Facebook handily reminded me that this time last year, I was in Venice, where it was resolutely rainy. Perhaps Venice is not the best comparison for “mere mortal” cities, as the idyllic urbanism tends to romanticize the rain. The weather certainly didn’t stop the millions of tourists who had come just to walk the streets.
My fellow urbanist, Fenno Hoffman, made some important observations: “It’s funny how in walkable cities, I don’t notice the weather nearly as much as I do in the suburbs. Dealing with cars in bad weather, even in heavy rain, is a complete pain. In the city, I just grab an umbrella and proceed. There’s none of that awkward climbing in and out of cars, getting soaked. There are no worries about snow tires, or winter crashes, or any of that. Weather changes everything in cars, and very little on foot. Something about that is counterintuitive.”
“I remember having my morning doppio in a small quiet piazetta, early in the morning, and listening to the roar of commuters going to work. I could hear the sound of Italian leather shoes clicking on the paving stones for blocks in every direction. The white noise of soles clicking. The soul of soles. You can’t experience that sound anywhere else. Beautiful.” Fenno’s words still resonate a year later. And yes, I asked his permission to post his Facebook comments.
What makes neighbourhood character strong and compelling enough to tempt us to move through it on foot even in the rain? How do walkable places mitigate hot, cold, wet, and snowy weather?
The neighbourhood lets you be noncommittal. Small block perimeters give you many choices about how you’re going to get from one place to another, and supports you when you decide to turn back and call it a day. The fine-grained street network with loads of street connections makes it easy to choose “just one more block.”
The neighbourhood doesn’t make you go the extra mile. All of your daily needs can be found within a five-minute walk, which defines one neighbourhood. Even in the rain works out to about a quarter mile in the flatlands.

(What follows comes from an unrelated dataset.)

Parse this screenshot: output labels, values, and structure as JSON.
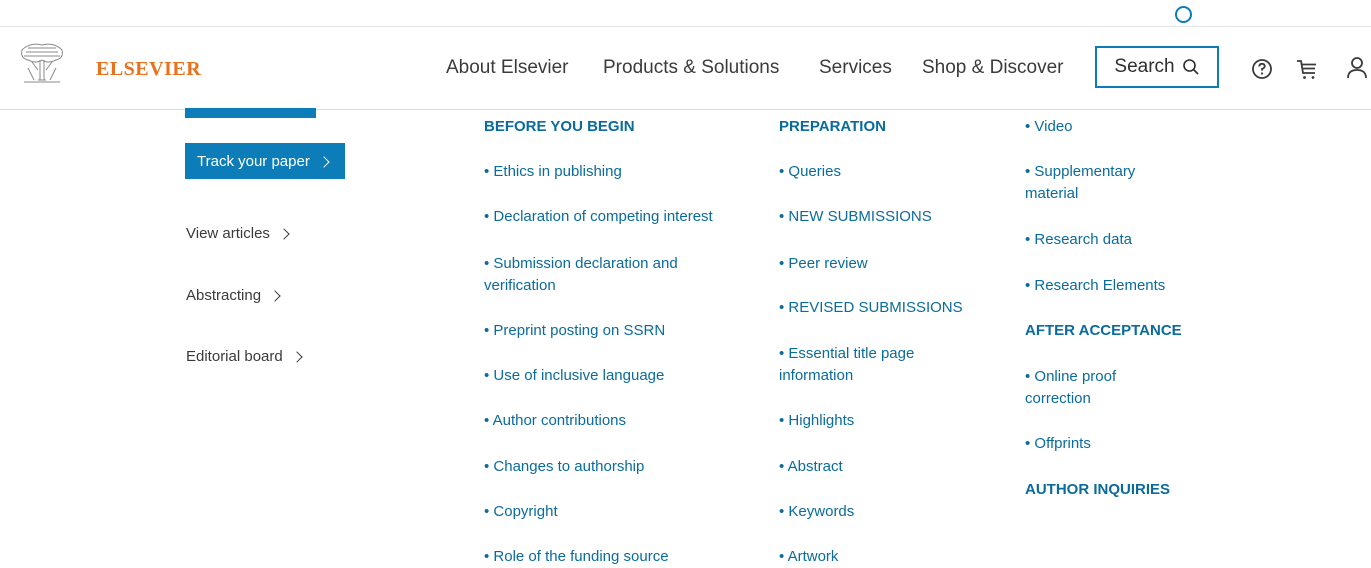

Larger regional centers form where the edges of more intense neighbourhoods join together.
The neighbourhood lets you play, learn, and worship as well as live and work. Instead of having monocultures of single-use pods, rain-loving neighbourhoods nurture a mixture of compatible uses. Civic uses anchor with squares, plazas, and playgrounds as well as schools, museums, community centres and places of worship.
An increasing number of studies have been pointing out that the excessive sitting of our current lifestyle is as dangerous as smoking. Sitting is the new smoking. However, the Surgeon General recently adding his voice to that warning with his Step It Up call to action has made walking in the rain more than just a fun, romantic pastime.
Hazel Borys is principal and managing director of Placemakers, a planning, coding, marketing, and implementation firm. This article originally appeared on PlaceShakers and NewsMakers.